The year consists of 365 days or, as in 2012, 366 -- but not all of the days in the calendar are suitable for holding events. Secular and religious holiday seasons, family commitments, likely weather conditions, the Olympic Games and other factors reduce the options available to event organisers. This means, in practice, that some months are particularly crowded with events while others are not. Given the large number of professional, trade, commercial and government bodies which organise events, not to mention the private sector in which training events and rapid response seminars are arranged, overlap is impossible to avoid. The only question that remains is how to minimise the inconvenience which overlap causes.

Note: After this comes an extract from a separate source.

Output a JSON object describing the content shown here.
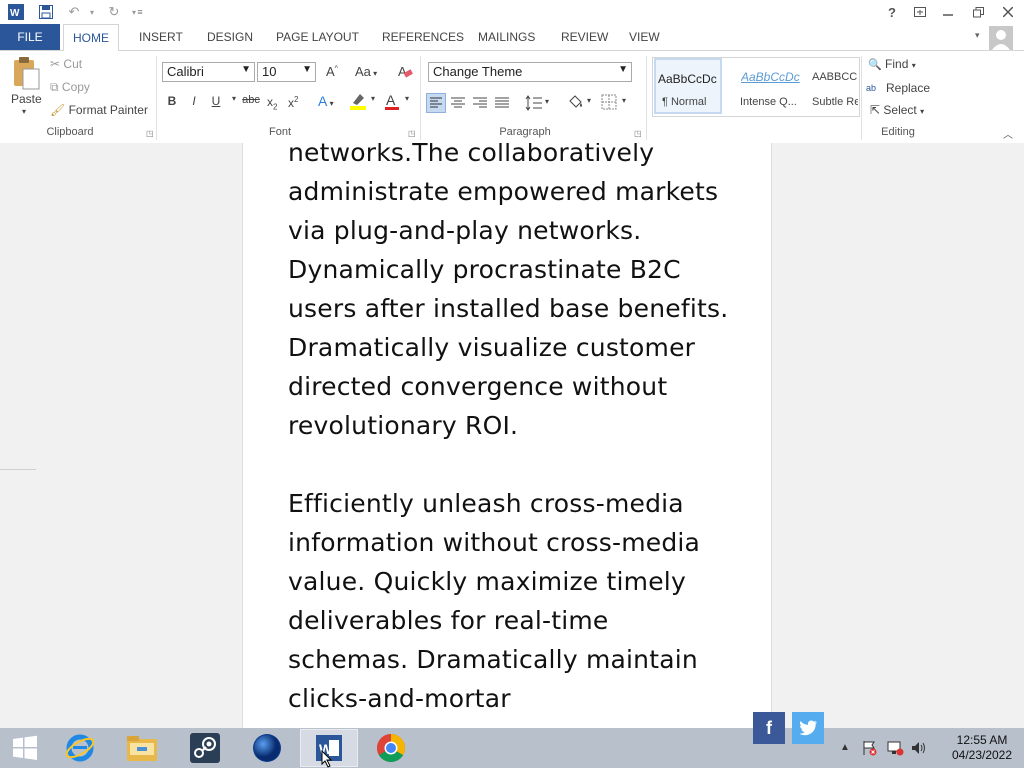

This autumn has been unusually busy in terms of events, which has sparked off a number of emails to the IPKat -- who runs a Forthcoming Events page -- to establish an Intellectual Property Events Diary in which all forthcoming events can be entered. This Kat and (he suspects) have neither the time nor the resources to maintain such a diary. However, the argument in favour of one is strong. The following points should however be borne in mind:
- A diary is not a reservation service. The fact that one organisation has decided to hold an event on a particular topic on a specific date does not give it a monopoly or a prior right. It merely serves to notify others who may wish to attend, or who may want to organise an event on that date, that the earlier event exists;
- Much of the clash or overlap of events is not directly fatal from the point of view of subject matter -- a copyright seminar is unlikely to detract from a conference on pharma patents. But there is an indirect effect where, for example, people working for the same law firm all want to be away from their desks at the same time, attending events on quite different topics;
- The IPKat is aware of the frequency with which billed events are cancelled, postponed or relocated in time or space. Some organisations -- commercial events companies in particular -- are reluctant to publicise the fact that an event will not after all take place. If a communal IP diary is to have any value, its entries must be kept entirely up-to-date;
- Some events are international (for example the massive annual INTA Meeting); others are regional, national or even local. The diary should clearly indicate the intended geographical pull of listed events, both as a guide to prospective participants and to assist other events organisers;
- This Kat has spoken to a number of event-organising bodies, each of whom has indicated that it would not be willing to make a payment towards the establishment and upkeep of a communal IP events diary. This is a false economy. The amount of money lost through incurring cancellation charges for the hire of venues and the preparation and distribution of promotional materials, as well as the loss of registration fees where two or more events take place on the same topic on the same date, must surely add up to a great deal more than a modest charge for making a diary entry;
- Since the diary is likely to be visited frequently by anyone interested in events, opportunities for funding it through site sponsorship must be pretty attractive;
- Criteria for inclusion of an event in the diary must be established, since it's often not clear what is -- or is not -- really an IP event. For example trade mark protection blends into branding, which blends into marketing. Where does one draw the line?
- Criteria for admissible data must also be drawn up. Title and subject, identity of organiser, date and venue should be mandatory, plus links to further information and registration details. In this Kat's opinion, everything else is detail or marketing and is not needed in a diary.
This Kat is happy to encourage and assist any public- or private-sector initiative that will lead to the establishment and maintenance of a communal IP diary. If any reader of this weblog is interested in taking up the mantle of leadership, he or she should contact the IPKat here. He will put all respondents in touch with one another and leave them to it, while offering to publicise whatever results from their contact with one another. Merpel, who is mildly dyslexic, can't see why everyone in the IP world is suddenly getting so excited about a communal dairy